> **WHAT TO DO**: Each line of the records below that holds "HYPER" should be returned.
★ ★ ★ ★ ★ ★ ★
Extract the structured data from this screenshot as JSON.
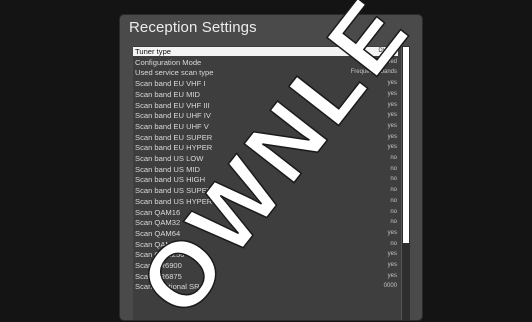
{
  "screen": {
    "title": "Reception Settings"
  },
  "list": {
    "items": [
      {
        "label": "Tuner type",
        "value": "DVB-C"
      },
      {
        "label": "Configuration Mode",
        "value": "enabled"
      },
      {
        "label": "Used service scan type",
        "value": "Frequency bands"
      },
      {
        "label": "Scan band EU VHF I",
        "value": "yes"
      },
      {
        "label": "Scan band EU MID",
        "value": "yes"
      },
      {
        "label": "Scan band EU VHF III",
        "value": "yes"
      },
      {
        "label": "Scan band EU UHF IV",
        "value": "yes"
      },
      {
        "label": "Scan band EU UHF V",
        "value": "yes"
      },
      {
        "label": "Scan band EU SUPER",
        "value": "yes"
      },
      {
        "label": "Scan band EU HYPER",
        "value": "yes"
      },
      {
        "label": "Scan band US LOW",
        "value": "no"
      },
      {
        "label": "Scan band US MID",
        "value": "no"
      },
      {
        "label": "Scan band US HIGH",
        "value": "no"
      },
      {
        "label": "Scan band US SUPER",
        "value": "no"
      },
      {
        "label": "Scan band US HYPER",
        "value": "no"
      },
      {
        "label": "Scan QAM16",
        "value": "no"
      },
      {
        "label": "Scan QAM32",
        "value": "no"
      },
      {
        "label": "Scan QAM64",
        "value": "yes"
      },
      {
        "label": "Scan QAM128",
        "value": "no"
      },
      {
        "label": "Scan QAM256",
        "value": "yes"
      },
      {
        "label": "Scan SR6900",
        "value": "yes"
      },
      {
        "label": "Scan SR6875",
        "value": "yes"
      },
      {
        "label": "Scan additional SR",
        "value": "0000"
      }
    ],
    "selected_index": 0,
    "scroll_position_fraction": 0.0,
    "scroll_visible_fraction": 0.72
  },
  "watermark": {
    "text": "OWNLE"
  },
  "colors": {
    "panel": "#4a4a4a",
    "list_background": "#3e3e3e",
    "selection": "#f4f4f4",
    "background": "#141414"
  }
}
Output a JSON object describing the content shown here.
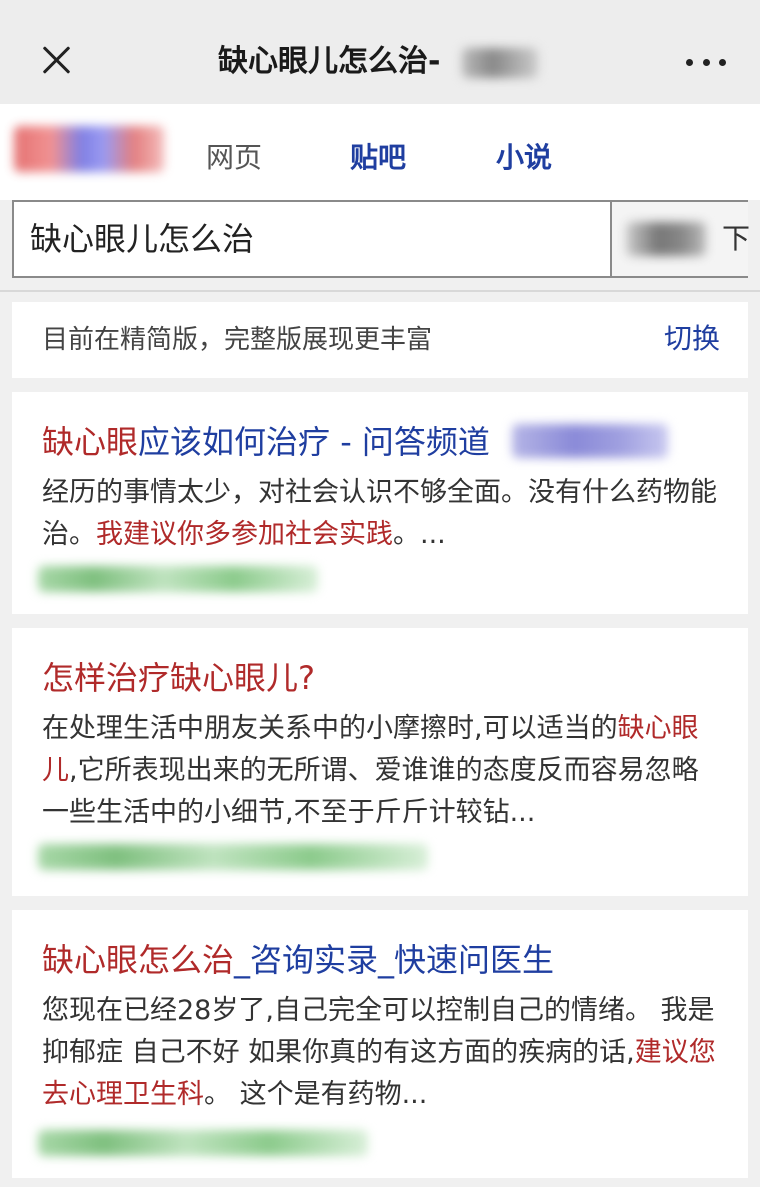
{
  "topbar": {
    "title": "缺心眼儿怎么治-",
    "close_icon": "close-icon",
    "more_icon": "more-dots-icon"
  },
  "nav": {
    "tabs": [
      "网页",
      "贴吧",
      "小说"
    ]
  },
  "search": {
    "query": "缺心眼儿怎么治",
    "button_label": "下"
  },
  "notice": {
    "text": "目前在精简版，完整版展现更丰富",
    "switch_label": "切换"
  },
  "results": [
    {
      "title_hl": "缺心眼",
      "title_rest": "应该如何治疗 - 问答频道",
      "snippet_parts": [
        {
          "text": "经历的事情太少，对社会认识不够全面。没有什么药物能治。",
          "hl": false
        },
        {
          "text": "我建议你多参加社会实践",
          "hl": true
        },
        {
          "text": "。...",
          "hl": false
        }
      ]
    },
    {
      "title_hl": "怎样治疗缺心眼儿?",
      "title_rest": "",
      "snippet_parts": [
        {
          "text": "在处理生活中朋友关系中的小摩擦时,可以适当的",
          "hl": false
        },
        {
          "text": "缺心眼儿",
          "hl": true
        },
        {
          "text": ",它所表现出来的无所谓、爱谁谁的态度反而容易忽略一些生活中的小细节,不至于斤斤计较钻...",
          "hl": false
        }
      ]
    },
    {
      "title_hl": "缺心眼怎么治",
      "title_rest": "_咨询实录_快速问医生",
      "snippet_parts": [
        {
          "text": "您现在已经28岁了,自己完全可以控制自己的情绪。 我是抑郁症 自己不好 如果你真的有这方面的疾病的话,",
          "hl": false
        },
        {
          "text": "建议您去心理卫生科",
          "hl": true
        },
        {
          "text": "。 这个是有药物...",
          "hl": false
        }
      ]
    }
  ],
  "colors": {
    "link_blue": "#1f3ea0",
    "highlight_red": "#b02a2a",
    "background": "#f0f0f0"
  }
}
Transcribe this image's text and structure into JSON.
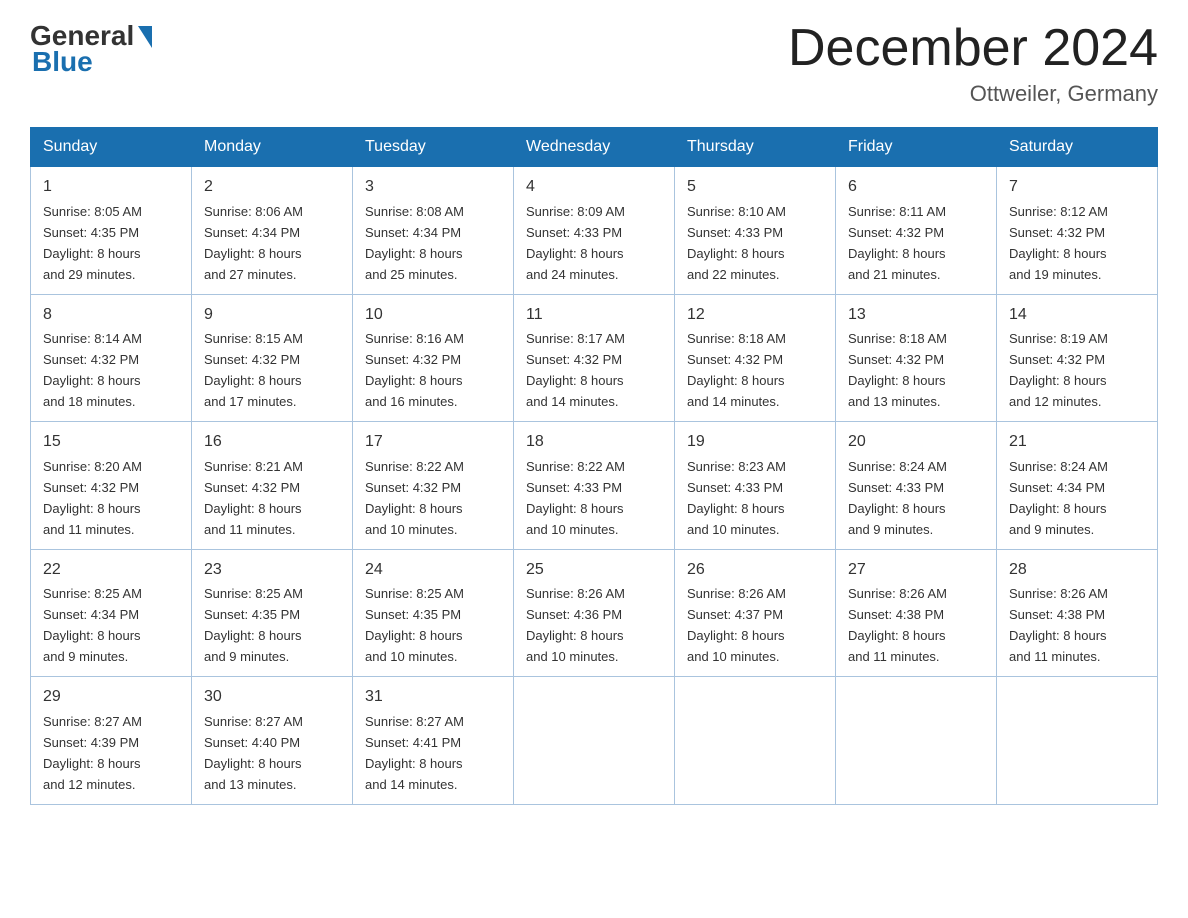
{
  "logo": {
    "general": "General",
    "blue": "Blue"
  },
  "title": "December 2024",
  "location": "Ottweiler, Germany",
  "weekdays": [
    "Sunday",
    "Monday",
    "Tuesday",
    "Wednesday",
    "Thursday",
    "Friday",
    "Saturday"
  ],
  "weeks": [
    [
      {
        "day": "1",
        "sunrise": "8:05 AM",
        "sunset": "4:35 PM",
        "daylight": "8 hours and 29 minutes."
      },
      {
        "day": "2",
        "sunrise": "8:06 AM",
        "sunset": "4:34 PM",
        "daylight": "8 hours and 27 minutes."
      },
      {
        "day": "3",
        "sunrise": "8:08 AM",
        "sunset": "4:34 PM",
        "daylight": "8 hours and 25 minutes."
      },
      {
        "day": "4",
        "sunrise": "8:09 AM",
        "sunset": "4:33 PM",
        "daylight": "8 hours and 24 minutes."
      },
      {
        "day": "5",
        "sunrise": "8:10 AM",
        "sunset": "4:33 PM",
        "daylight": "8 hours and 22 minutes."
      },
      {
        "day": "6",
        "sunrise": "8:11 AM",
        "sunset": "4:32 PM",
        "daylight": "8 hours and 21 minutes."
      },
      {
        "day": "7",
        "sunrise": "8:12 AM",
        "sunset": "4:32 PM",
        "daylight": "8 hours and 19 minutes."
      }
    ],
    [
      {
        "day": "8",
        "sunrise": "8:14 AM",
        "sunset": "4:32 PM",
        "daylight": "8 hours and 18 minutes."
      },
      {
        "day": "9",
        "sunrise": "8:15 AM",
        "sunset": "4:32 PM",
        "daylight": "8 hours and 17 minutes."
      },
      {
        "day": "10",
        "sunrise": "8:16 AM",
        "sunset": "4:32 PM",
        "daylight": "8 hours and 16 minutes."
      },
      {
        "day": "11",
        "sunrise": "8:17 AM",
        "sunset": "4:32 PM",
        "daylight": "8 hours and 14 minutes."
      },
      {
        "day": "12",
        "sunrise": "8:18 AM",
        "sunset": "4:32 PM",
        "daylight": "8 hours and 14 minutes."
      },
      {
        "day": "13",
        "sunrise": "8:18 AM",
        "sunset": "4:32 PM",
        "daylight": "8 hours and 13 minutes."
      },
      {
        "day": "14",
        "sunrise": "8:19 AM",
        "sunset": "4:32 PM",
        "daylight": "8 hours and 12 minutes."
      }
    ],
    [
      {
        "day": "15",
        "sunrise": "8:20 AM",
        "sunset": "4:32 PM",
        "daylight": "8 hours and 11 minutes."
      },
      {
        "day": "16",
        "sunrise": "8:21 AM",
        "sunset": "4:32 PM",
        "daylight": "8 hours and 11 minutes."
      },
      {
        "day": "17",
        "sunrise": "8:22 AM",
        "sunset": "4:32 PM",
        "daylight": "8 hours and 10 minutes."
      },
      {
        "day": "18",
        "sunrise": "8:22 AM",
        "sunset": "4:33 PM",
        "daylight": "8 hours and 10 minutes."
      },
      {
        "day": "19",
        "sunrise": "8:23 AM",
        "sunset": "4:33 PM",
        "daylight": "8 hours and 10 minutes."
      },
      {
        "day": "20",
        "sunrise": "8:24 AM",
        "sunset": "4:33 PM",
        "daylight": "8 hours and 9 minutes."
      },
      {
        "day": "21",
        "sunrise": "8:24 AM",
        "sunset": "4:34 PM",
        "daylight": "8 hours and 9 minutes."
      }
    ],
    [
      {
        "day": "22",
        "sunrise": "8:25 AM",
        "sunset": "4:34 PM",
        "daylight": "8 hours and 9 minutes."
      },
      {
        "day": "23",
        "sunrise": "8:25 AM",
        "sunset": "4:35 PM",
        "daylight": "8 hours and 9 minutes."
      },
      {
        "day": "24",
        "sunrise": "8:25 AM",
        "sunset": "4:35 PM",
        "daylight": "8 hours and 10 minutes."
      },
      {
        "day": "25",
        "sunrise": "8:26 AM",
        "sunset": "4:36 PM",
        "daylight": "8 hours and 10 minutes."
      },
      {
        "day": "26",
        "sunrise": "8:26 AM",
        "sunset": "4:37 PM",
        "daylight": "8 hours and 10 minutes."
      },
      {
        "day": "27",
        "sunrise": "8:26 AM",
        "sunset": "4:38 PM",
        "daylight": "8 hours and 11 minutes."
      },
      {
        "day": "28",
        "sunrise": "8:26 AM",
        "sunset": "4:38 PM",
        "daylight": "8 hours and 11 minutes."
      }
    ],
    [
      {
        "day": "29",
        "sunrise": "8:27 AM",
        "sunset": "4:39 PM",
        "daylight": "8 hours and 12 minutes."
      },
      {
        "day": "30",
        "sunrise": "8:27 AM",
        "sunset": "4:40 PM",
        "daylight": "8 hours and 13 minutes."
      },
      {
        "day": "31",
        "sunrise": "8:27 AM",
        "sunset": "4:41 PM",
        "daylight": "8 hours and 14 minutes."
      },
      null,
      null,
      null,
      null
    ]
  ],
  "labels": {
    "sunrise": "Sunrise:",
    "sunset": "Sunset:",
    "daylight": "Daylight:"
  }
}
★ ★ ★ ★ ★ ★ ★
> **THE COMPLETED TASK**:
        "label": "Scan band EU HYPER",
        "label": "Scan band US HYPER",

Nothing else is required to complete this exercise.